Simple Numeric Computation
#!/usr/bin/python3
# Some calculations.  Note the lack of semicolons.  Statements end at the end
# of the line.  Also, variables need not start with a special symbol as in
# perl and some other Unix-bred languages.
fred = 18
barney = FRED = 44;                     # Case sensistive.
bill = (fred + barney * FRED - 10)
alice = 10 + bill / 100                 # Regular division does not truncate.
alice2 = 10 + bill // 100               # But the // operator provides int div.
frank = 10 + float(bill) / 100
print("fred =", fred)
print("FRED =", FRED)
print("bill =", bill)
print("alice =", alice)
print("alice2 =", alice2)
print("frank =", frank )
print()

# Each variable on the left is assigned the corresponding value on the right.
fred, alice, frank = 2*alice, fred - 1, bill + frank
print("fred =", fred)
print("alice =", alice)
print("frank =", frank )
print()

# Exchange w/o a temp.
fred, alice = alice, fred
print("fred =", fred)
print("alice =", alice)
print()

# Python allows lines to be continued by putting a backslash at the end of
# the first part.
fred = bill + alice + frank - \
barney
print("fred =", fred)
print()

# The compiler will also combine lines when the line break in contained
# in a grouping pair, such as parens.
joe = 3 * (fred +
bill - alice)
print ("joe =", fred)

Some things to notice about this code:
1. When integers are divided, integer division is used, discarding the fractional part. When at least one of the input numbers is floating point, floating division is done preserving the factional part. This is similar to many languages, but not usually to dynamically-typed ones. This means that you can't necessarily tell which type division will be used until you run the program, though this situation is rare in practice.

2. The print operation automatically adds spaces between the items which is prints, and places a newline at the end. This is convenient, except when you don't want it. We'll see some alternatives later.

3. The multiple assignment computes all values on the right before assigning anything, an extension of the usual rules for a single assignment.
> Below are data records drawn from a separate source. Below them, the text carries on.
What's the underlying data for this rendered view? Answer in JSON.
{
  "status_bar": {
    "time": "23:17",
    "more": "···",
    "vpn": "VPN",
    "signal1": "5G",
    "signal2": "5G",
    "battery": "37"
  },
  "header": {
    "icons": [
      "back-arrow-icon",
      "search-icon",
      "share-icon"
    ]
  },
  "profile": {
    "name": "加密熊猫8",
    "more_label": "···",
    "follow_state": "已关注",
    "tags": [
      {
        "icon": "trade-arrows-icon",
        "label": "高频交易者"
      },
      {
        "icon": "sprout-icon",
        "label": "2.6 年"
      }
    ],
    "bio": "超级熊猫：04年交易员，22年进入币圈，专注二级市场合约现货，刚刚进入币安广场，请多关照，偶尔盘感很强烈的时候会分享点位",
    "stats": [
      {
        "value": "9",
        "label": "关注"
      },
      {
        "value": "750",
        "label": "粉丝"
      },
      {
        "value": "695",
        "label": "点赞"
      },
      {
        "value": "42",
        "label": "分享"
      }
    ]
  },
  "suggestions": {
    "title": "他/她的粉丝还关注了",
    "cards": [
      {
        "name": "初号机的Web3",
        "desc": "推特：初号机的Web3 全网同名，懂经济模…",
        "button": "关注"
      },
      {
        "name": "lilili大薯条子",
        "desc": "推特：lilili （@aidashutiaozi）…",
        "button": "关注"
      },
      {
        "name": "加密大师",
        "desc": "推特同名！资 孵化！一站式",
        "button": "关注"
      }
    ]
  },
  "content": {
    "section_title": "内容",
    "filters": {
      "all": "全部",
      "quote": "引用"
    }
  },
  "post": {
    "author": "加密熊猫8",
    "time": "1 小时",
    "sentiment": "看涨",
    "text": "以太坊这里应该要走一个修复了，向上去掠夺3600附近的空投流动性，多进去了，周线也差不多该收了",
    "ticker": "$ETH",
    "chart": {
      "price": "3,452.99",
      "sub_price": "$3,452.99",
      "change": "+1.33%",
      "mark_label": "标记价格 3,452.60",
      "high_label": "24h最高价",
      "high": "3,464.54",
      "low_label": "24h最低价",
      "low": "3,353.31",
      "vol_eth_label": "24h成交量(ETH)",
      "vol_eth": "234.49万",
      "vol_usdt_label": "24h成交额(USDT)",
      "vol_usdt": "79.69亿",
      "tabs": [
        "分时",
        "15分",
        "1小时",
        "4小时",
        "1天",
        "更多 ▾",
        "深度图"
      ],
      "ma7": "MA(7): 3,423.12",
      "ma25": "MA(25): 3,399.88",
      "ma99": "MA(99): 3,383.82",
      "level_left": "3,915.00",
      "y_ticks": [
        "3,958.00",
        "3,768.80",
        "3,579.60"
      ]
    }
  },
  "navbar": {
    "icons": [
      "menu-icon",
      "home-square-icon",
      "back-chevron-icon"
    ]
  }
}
A number of scripting languages have some form of multiple assignment, but few compiled languages do.

4. The second method of continuing lines seems to be the most common.